On Dec. 8, 2022, Eastern Michigan University professor Steve LoDuca received the Outstanding Educator Award from the Michigan chapter of the American Institute of Professional Geologists.
LoDuca grew up in Wisconsin and received his bachelor’s degree in geology at the University of Wisconsin, Oshkosh in 1984. He then got his master’s degree in paleontology and petroleum geology at the University of Wisconsin, Milwaukee in 1986.
Now, he teaches paleontology, sedimentology and stratigraphy at EMU.
LoDuca said he originally wanted to be an oil geologist but became interested in teaching while completing his Master’s. During his graduate studies, LoDuca worked as a graduate assistant teaching labs for paleontology courses.
“I was terrified at first because I had never done any teaching before, but then as I got into it I discovered that I really enjoyed it,” LoDuca said.
Just two weeks after completing his doctorate in paleontology and sedimentology geology at the University of Rochester in 1990, LoDuca started working at EMU.
The professor has traveled to China and Estonia to do paleontology research with his colleagues and has also gone to Canada and various places around the United States to advance his research.
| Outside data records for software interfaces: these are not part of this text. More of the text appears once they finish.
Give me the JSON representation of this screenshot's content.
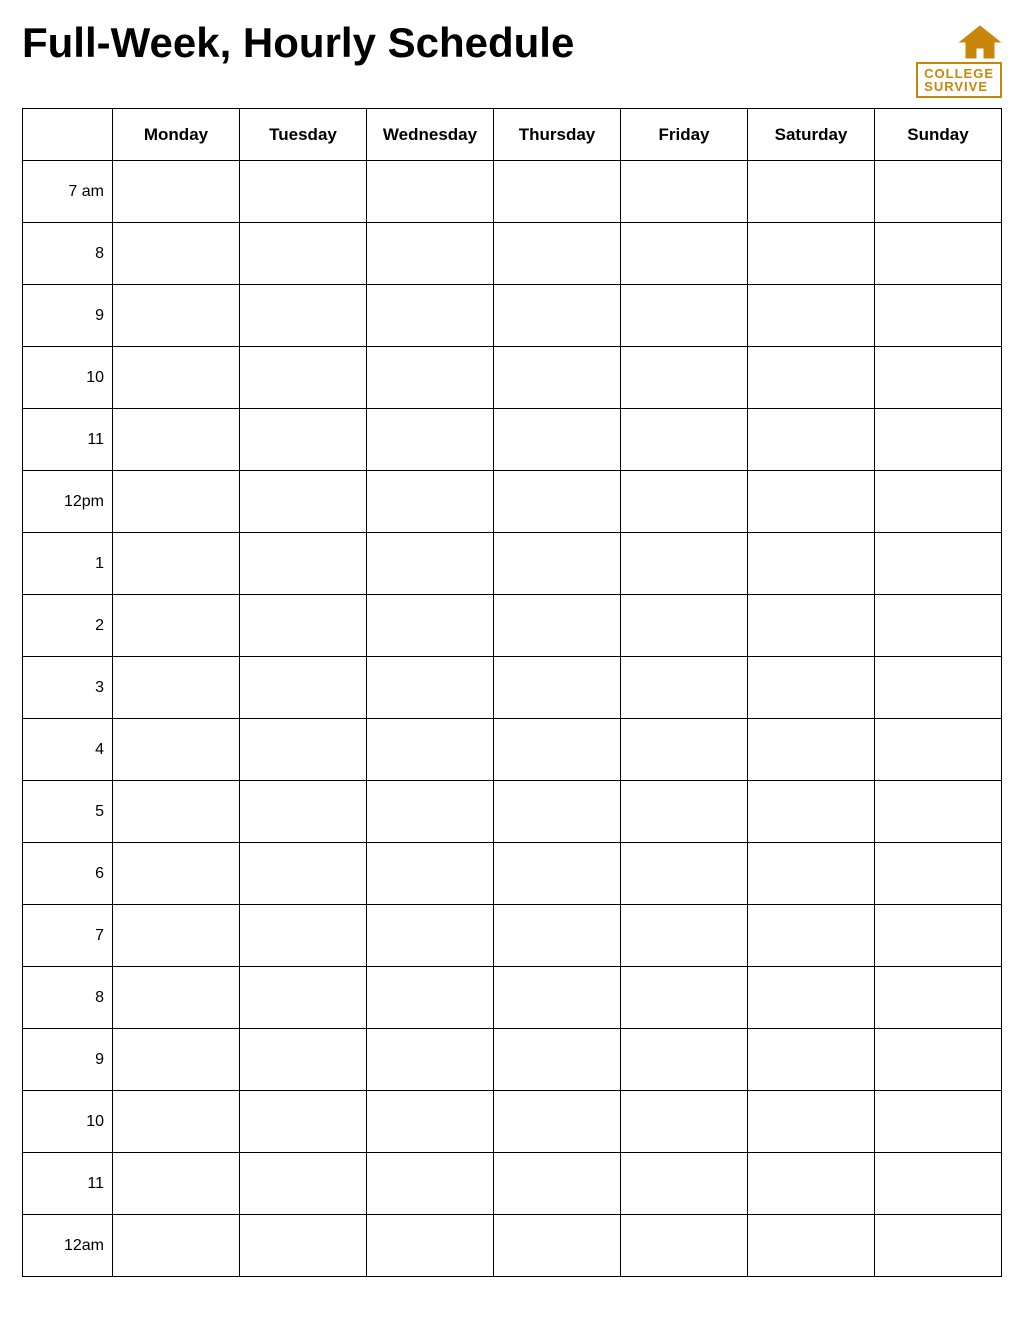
{
  "header": {
    "title": "Full-Week, Hourly Schedule",
    "logo": {
      "line1": "COLLEGE",
      "line2": "SURVIVE"
    }
  },
  "table": {
    "time_header": "",
    "days": [
      "Monday",
      "Tuesday",
      "Wednesday",
      "Thursday",
      "Friday",
      "Saturday",
      "Sunday"
    ],
    "times": [
      "7 am",
      "8",
      "9",
      "10",
      "11",
      "12pm",
      "1",
      "2",
      "3",
      "4",
      "5",
      "6",
      "7",
      "8",
      "9",
      "10",
      "11",
      "12am"
    ]
  }
}
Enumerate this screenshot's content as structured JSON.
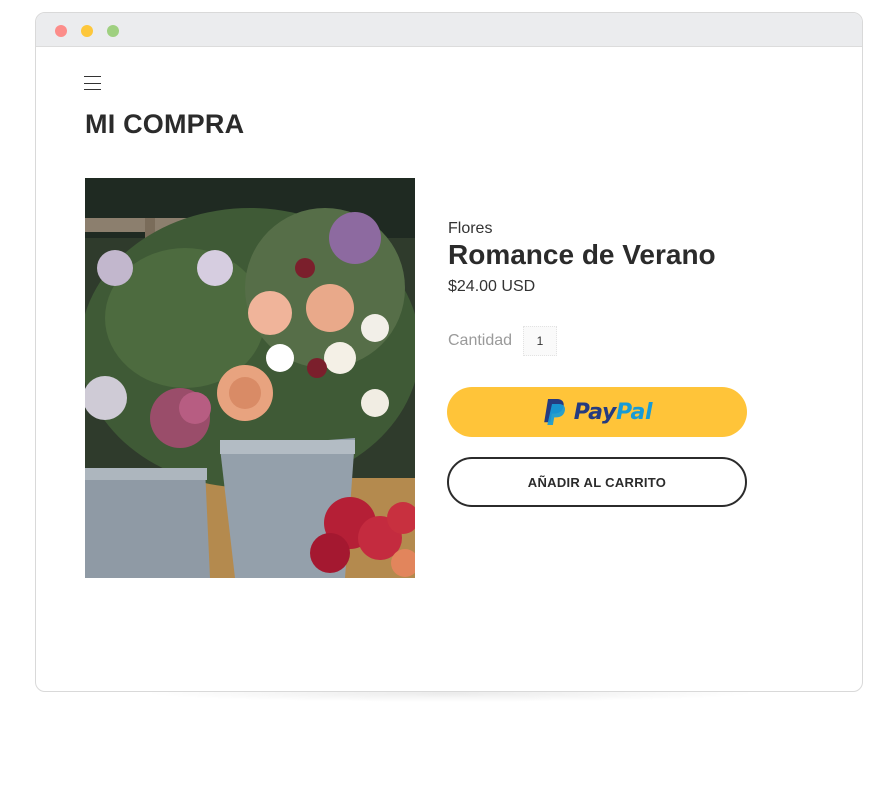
{
  "window": {
    "controls": [
      "close-dot",
      "minimize-dot",
      "maximize-dot"
    ]
  },
  "header": {
    "menu_icon": "hamburger-menu-icon",
    "title": "MI COMPRA"
  },
  "product": {
    "image_icon": "flower-bouquet-photo",
    "category": "Flores",
    "name": "Romance de Verano",
    "price": "$24.00 USD"
  },
  "quantity": {
    "label": "Cantidad",
    "value": "1"
  },
  "paypal": {
    "icon": "paypal-p-icon",
    "label_pay": "Pay",
    "label_pal": "Pal"
  },
  "cart": {
    "label": "AÑADIR AL CARRITO"
  },
  "colors": {
    "paypal_yellow": "#ffc439",
    "paypal_dark_blue": "#253b80",
    "paypal_light_blue": "#179bd7",
    "text_dark": "#2b2b2b"
  }
}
“My true dream was to always become a paleontologist and so far I have had a very satisfying and rewarding career,“ LoDuca said. "I have been able to do a lot of research in paleontology. More than my wildest dreams."
Professor Chris Gellasch, a member of the geologists institute, nominated LoDuca for the award. Gellasch is a colleague and a former student of LoDuca from his very first class he taught at EMU back in 1990.
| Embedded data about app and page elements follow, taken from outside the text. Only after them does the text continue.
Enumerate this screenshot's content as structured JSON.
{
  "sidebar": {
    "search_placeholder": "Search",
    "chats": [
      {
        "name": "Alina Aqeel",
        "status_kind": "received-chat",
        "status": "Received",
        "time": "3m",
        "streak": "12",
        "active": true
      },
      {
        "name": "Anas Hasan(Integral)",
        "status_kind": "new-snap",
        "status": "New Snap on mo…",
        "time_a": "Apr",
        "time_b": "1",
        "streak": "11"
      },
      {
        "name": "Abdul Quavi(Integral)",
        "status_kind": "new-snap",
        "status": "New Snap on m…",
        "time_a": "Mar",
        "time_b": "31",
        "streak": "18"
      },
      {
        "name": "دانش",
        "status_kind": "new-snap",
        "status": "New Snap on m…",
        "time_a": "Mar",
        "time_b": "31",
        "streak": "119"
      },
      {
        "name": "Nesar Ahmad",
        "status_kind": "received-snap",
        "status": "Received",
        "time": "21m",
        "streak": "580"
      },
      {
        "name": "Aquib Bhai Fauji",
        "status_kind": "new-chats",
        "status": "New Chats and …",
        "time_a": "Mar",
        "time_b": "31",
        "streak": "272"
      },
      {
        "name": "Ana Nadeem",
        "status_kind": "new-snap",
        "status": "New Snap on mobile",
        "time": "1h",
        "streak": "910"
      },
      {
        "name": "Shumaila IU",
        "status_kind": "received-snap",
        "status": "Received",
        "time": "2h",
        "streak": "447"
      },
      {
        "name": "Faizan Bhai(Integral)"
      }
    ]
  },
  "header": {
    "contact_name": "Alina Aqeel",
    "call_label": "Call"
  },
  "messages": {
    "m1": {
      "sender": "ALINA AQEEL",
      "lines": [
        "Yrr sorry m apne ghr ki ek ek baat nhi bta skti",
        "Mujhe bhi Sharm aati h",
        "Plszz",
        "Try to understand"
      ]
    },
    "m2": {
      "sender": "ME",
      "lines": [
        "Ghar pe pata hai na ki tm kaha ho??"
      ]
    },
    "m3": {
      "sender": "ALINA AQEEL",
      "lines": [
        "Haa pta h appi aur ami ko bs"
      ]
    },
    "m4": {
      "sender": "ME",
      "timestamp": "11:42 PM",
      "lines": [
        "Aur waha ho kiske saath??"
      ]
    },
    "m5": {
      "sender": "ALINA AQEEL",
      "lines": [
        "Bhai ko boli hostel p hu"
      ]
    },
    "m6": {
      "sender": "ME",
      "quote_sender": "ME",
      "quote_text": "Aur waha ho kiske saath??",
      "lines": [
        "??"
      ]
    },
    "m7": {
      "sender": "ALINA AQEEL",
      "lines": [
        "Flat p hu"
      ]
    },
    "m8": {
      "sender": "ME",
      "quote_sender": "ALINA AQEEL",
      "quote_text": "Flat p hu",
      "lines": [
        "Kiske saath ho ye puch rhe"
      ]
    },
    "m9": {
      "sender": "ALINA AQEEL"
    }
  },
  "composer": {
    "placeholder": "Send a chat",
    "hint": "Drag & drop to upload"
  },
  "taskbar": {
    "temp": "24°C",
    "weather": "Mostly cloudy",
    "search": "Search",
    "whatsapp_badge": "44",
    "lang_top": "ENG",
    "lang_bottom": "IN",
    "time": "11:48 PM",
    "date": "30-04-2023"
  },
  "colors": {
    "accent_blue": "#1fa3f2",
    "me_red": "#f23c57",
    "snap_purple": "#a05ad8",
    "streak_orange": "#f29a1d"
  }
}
Before winning, LoDuca had no prior knowledge that Gellasch nominated him.
“I was home on a Thursday evening and I checked my email to see if any students needed help with anything, then I saw an email from someone I didn’t recognize and that is how I found out about the nomination," LoDuca said. :I turned to my wife and said there must be some mistake. It was very nice and very surprising.”
LoDuca puts his heart and soul into his job and career, stating that he has managed to work it out so that he is living the dream by teaching paleontology and having opportunities to research more in-depth about it too. He finds it gratifying to get recognition for the work he does at EMU, and he stated that it means a lot to him.
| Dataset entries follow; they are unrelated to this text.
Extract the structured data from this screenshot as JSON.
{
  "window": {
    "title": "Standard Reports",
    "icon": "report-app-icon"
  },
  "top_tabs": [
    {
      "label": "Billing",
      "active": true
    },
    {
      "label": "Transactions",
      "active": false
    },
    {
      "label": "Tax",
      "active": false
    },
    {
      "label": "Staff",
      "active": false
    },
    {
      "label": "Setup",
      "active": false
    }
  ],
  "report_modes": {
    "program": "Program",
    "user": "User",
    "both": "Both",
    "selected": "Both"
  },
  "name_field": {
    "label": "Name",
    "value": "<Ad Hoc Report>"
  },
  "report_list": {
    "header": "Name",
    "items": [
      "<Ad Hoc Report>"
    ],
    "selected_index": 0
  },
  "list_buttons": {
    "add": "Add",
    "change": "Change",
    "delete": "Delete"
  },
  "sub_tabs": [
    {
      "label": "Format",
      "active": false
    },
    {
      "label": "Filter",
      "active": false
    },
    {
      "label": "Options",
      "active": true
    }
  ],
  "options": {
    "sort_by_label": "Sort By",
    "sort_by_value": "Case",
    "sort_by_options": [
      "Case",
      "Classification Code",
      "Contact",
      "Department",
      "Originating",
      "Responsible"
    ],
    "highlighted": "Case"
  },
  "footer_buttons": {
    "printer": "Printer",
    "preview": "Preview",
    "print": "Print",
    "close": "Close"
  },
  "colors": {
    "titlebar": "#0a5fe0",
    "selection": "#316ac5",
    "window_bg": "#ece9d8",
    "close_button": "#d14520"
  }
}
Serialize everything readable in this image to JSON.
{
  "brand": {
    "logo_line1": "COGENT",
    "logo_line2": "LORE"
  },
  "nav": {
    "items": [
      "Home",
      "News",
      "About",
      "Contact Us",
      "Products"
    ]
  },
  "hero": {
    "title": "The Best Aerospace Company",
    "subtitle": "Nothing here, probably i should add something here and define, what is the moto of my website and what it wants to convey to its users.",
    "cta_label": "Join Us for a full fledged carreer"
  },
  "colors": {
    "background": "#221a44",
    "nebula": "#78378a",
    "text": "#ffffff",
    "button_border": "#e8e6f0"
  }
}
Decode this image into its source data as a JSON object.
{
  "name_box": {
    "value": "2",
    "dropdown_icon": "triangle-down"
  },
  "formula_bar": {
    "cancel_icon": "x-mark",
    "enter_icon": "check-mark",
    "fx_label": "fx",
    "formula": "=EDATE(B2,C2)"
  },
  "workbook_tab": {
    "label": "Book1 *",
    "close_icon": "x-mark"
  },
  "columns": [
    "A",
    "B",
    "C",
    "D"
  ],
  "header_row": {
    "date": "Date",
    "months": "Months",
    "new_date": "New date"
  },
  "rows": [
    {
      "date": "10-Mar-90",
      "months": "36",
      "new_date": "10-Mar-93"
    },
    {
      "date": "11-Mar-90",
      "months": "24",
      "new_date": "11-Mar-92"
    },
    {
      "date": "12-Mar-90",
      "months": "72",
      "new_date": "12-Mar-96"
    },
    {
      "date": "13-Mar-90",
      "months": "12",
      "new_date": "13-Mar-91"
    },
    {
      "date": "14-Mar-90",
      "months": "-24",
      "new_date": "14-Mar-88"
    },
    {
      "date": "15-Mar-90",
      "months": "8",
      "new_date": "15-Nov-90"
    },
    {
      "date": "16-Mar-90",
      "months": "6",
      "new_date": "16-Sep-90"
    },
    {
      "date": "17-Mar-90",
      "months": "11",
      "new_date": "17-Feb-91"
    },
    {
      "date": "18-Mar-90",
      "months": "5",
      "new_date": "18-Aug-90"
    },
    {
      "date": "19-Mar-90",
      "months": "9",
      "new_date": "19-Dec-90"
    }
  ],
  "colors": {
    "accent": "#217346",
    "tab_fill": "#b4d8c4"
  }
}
“Every day is an award for me just by getting to come to work and do what I do. This award is like icing on the cake,” LoDuca said.
EMU does not have a graduate program for geology, which gives LoDuca a chance to put all his focus on undergraduates. He has been able to work on senior theses with his students and watch them move up in the field. Some students he has worked with went on to receive doctoral degrees at the Colorado School of Mines and Virginia Tech.
“It is wonderful to see former students continue to grow and develop and reach very high levels in the field. It was also amazing to see Dr. Gellasch become a part of the faculty here at EMU and come full circle,” LoDuca said.
The institute’s event was hosted at the Weber’s banquet hall in Ann Arbor. During the event, LoDuca was able to attend the regular geologists meeting and was a guest judge for student poster presentations.
Apart from the Outstanding Educator Award that Gellasch presented to LoDuca, awards were also handed out to long-term members of the institute. LoDuca said to everyone at the event that this award is more of a reflection on the quality of the geology program at EMU rather than him individually. He stated that he considers himself very lucky to work in a department that is very supportive and has great faculty.
“It’s a team effort as much as anything else,” LoDuca said.
LoDuca teaches a variety of courses at EMU and is an advisor for geology majors and minors. If you would like to learn more about the geography and geology program at EMU, visit emich.edu/geography-geology.